Paneth cell hyperplasia and metaplasia in necrotizing

Necrotising enterocolitis (NEC) is an uncommon, but devastating intestinal inflammatory disease that predominantly affects preterm infants. NEC is sometimes dubbed the spectre of neonatal intensive care units, as its onset is insidiously non-specific, and once the disease manifests, the damage inflicted on the baby's intestine is already disastrous Aims. Infection-induced inflammation is associated with adverse long-term outcomes in preterm infants. Pentoxifylline (PTX) is a candidate for adjunct immunomodulatory therapy in preterm infants with late-onset sepsis (LOS) and necrotizing enterocolitis (NEC), but pharmacokinetic data in this population are extremely limited Search the world's information, including webpages, images, videos and more. Google has many special features to help you find exactly what you're looking for

Nutrition in Necrotizing Enterocolitis and Following

Necrotizing Enterocolitis - Medscap

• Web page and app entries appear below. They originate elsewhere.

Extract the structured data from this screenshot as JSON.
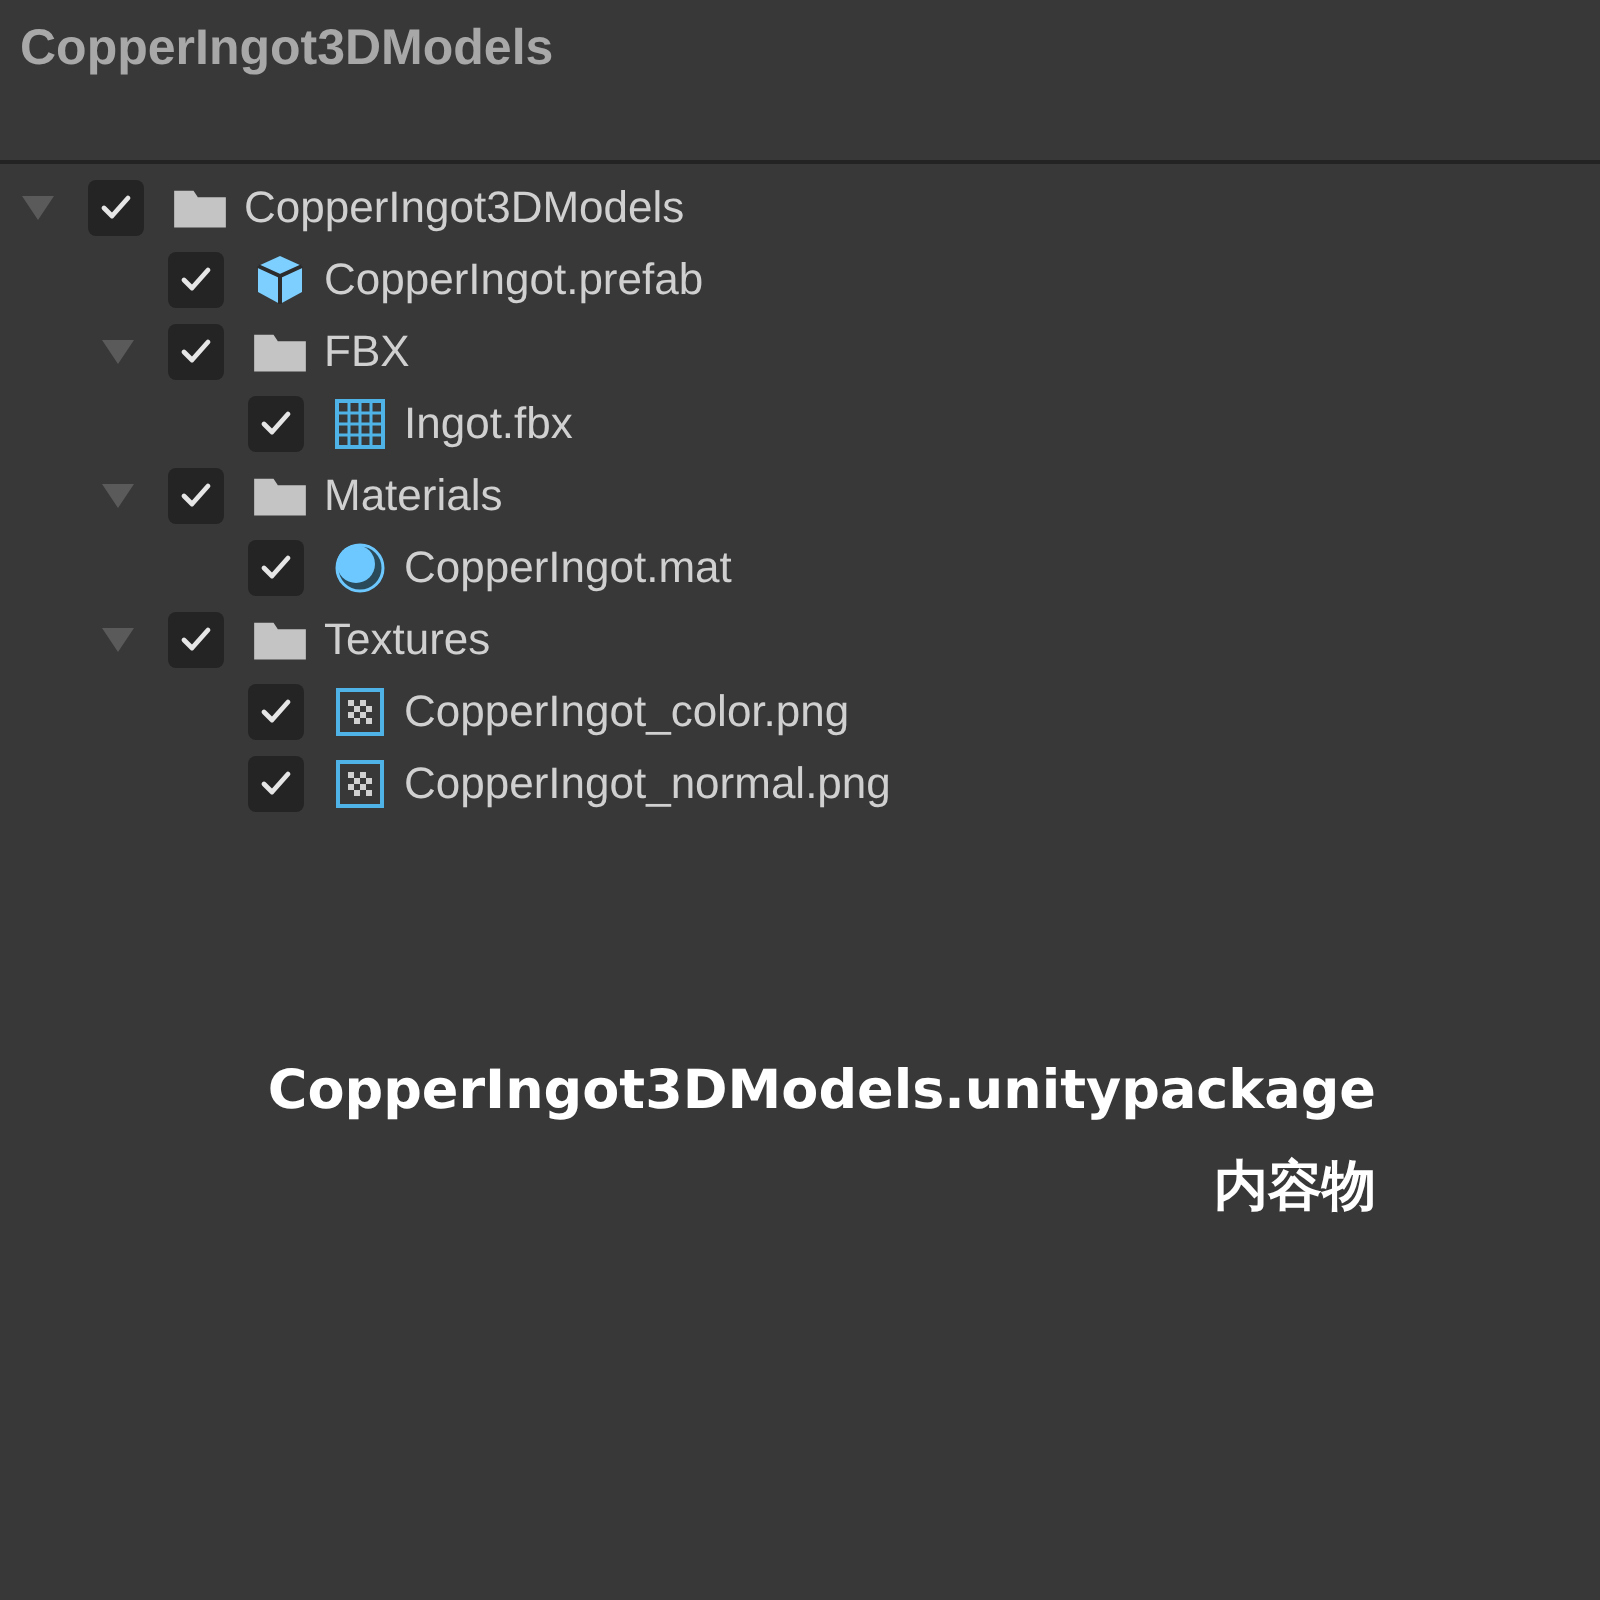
{
  "window": {
    "title": "CopperIngot3DModels"
  },
  "tree": [
    {
      "label": "CopperIngot3DModels",
      "kind": "folder",
      "checked": true,
      "expanded": true,
      "children": [
        {
          "label": "CopperIngot.prefab",
          "kind": "prefab",
          "checked": true
        },
        {
          "label": "FBX",
          "kind": "folder",
          "checked": true,
          "expanded": true,
          "children": [
            {
              "label": "Ingot.fbx",
              "kind": "model",
              "checked": true
            }
          ]
        },
        {
          "label": "Materials",
          "kind": "folder",
          "checked": true,
          "expanded": true,
          "children": [
            {
              "label": "CopperIngot.mat",
              "kind": "material",
              "checked": true
            }
          ]
        },
        {
          "label": "Textures",
          "kind": "folder",
          "checked": true,
          "expanded": true,
          "children": [
            {
              "label": "CopperIngot_color.png",
              "kind": "texture",
              "checked": true
            },
            {
              "label": "CopperIngot_normal.png",
              "kind": "texture",
              "checked": true
            }
          ]
        }
      ]
    }
  ],
  "caption": [
    "CopperIngot3DModels.unitypackage",
    "内容物"
  ]
}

Clostridium difficile is commonly associated with diarrhea and colitis in humans and other mammals, including horses. To this date, the epidemiologic, microbiologic, clinical, and diagnostic aspects of C. difficile-associated disease (CDAD) in horses have been thoroughly described.However, reports describing the enteric pathology of this disease in horses are limited Necrotizing or Sclerosing Funisitis. Necrotizing or sclerosing funisitis is evidence of a prolonged fetal inflammatory response. Fetal neutrophils that have migrated out of the umbilical vessels toward the amnion surface undergo degeneration, necrosis, and finally calcification (Fig. 6A) Necrotizing enterocolitis occurred significantly more frequently in the restricted oxygen group than in the liberal oxygen group (RR, 1.24 [95% CI, 1.05-1.47]) (Figure 3B). The numbers of adverse neurodevelopmental outcomes at 24 months, determined by use of the modified Gross Motor Function Classification System (RR, 1.03 [95% CI, 0.73-1.45. Lester D.R. Thompson, MD is Chief of the Head and Neck Pathology Division in the Department of Pathology at Southern California Permanente Medical Group, Woodland Hills Medical Center, Woodland Hills, California. He is the author of the highly regarded Head and Neck Pathology, 3rd Edition, a volume in the Foundations in Diagnostic Pathology.

Given the primary mission of libraries, archives, and documentation centers in meeting the need of users for information, a number of novel models are currently considered for designing such centers, particularly web-based digital libraries Exomphalos is a weakness of the baby's abdominal wall where the umbilical cord joins it. This weakness allows the abdominal contents, mainly the bowel and the liver to protrude outside the abdominal cavity where they are contained in a loose sac that surrounds the umbilical cord Respiratory distress syndrome, also known as hyaline membrane disease, occurs almost exclusively in premature infants. The incidence and severity of respiratory distress syndrome are related inversely to the gestational age of the newborn infant. (See Etiology and Epidemiology .) Enormous strides have been made in understanding the.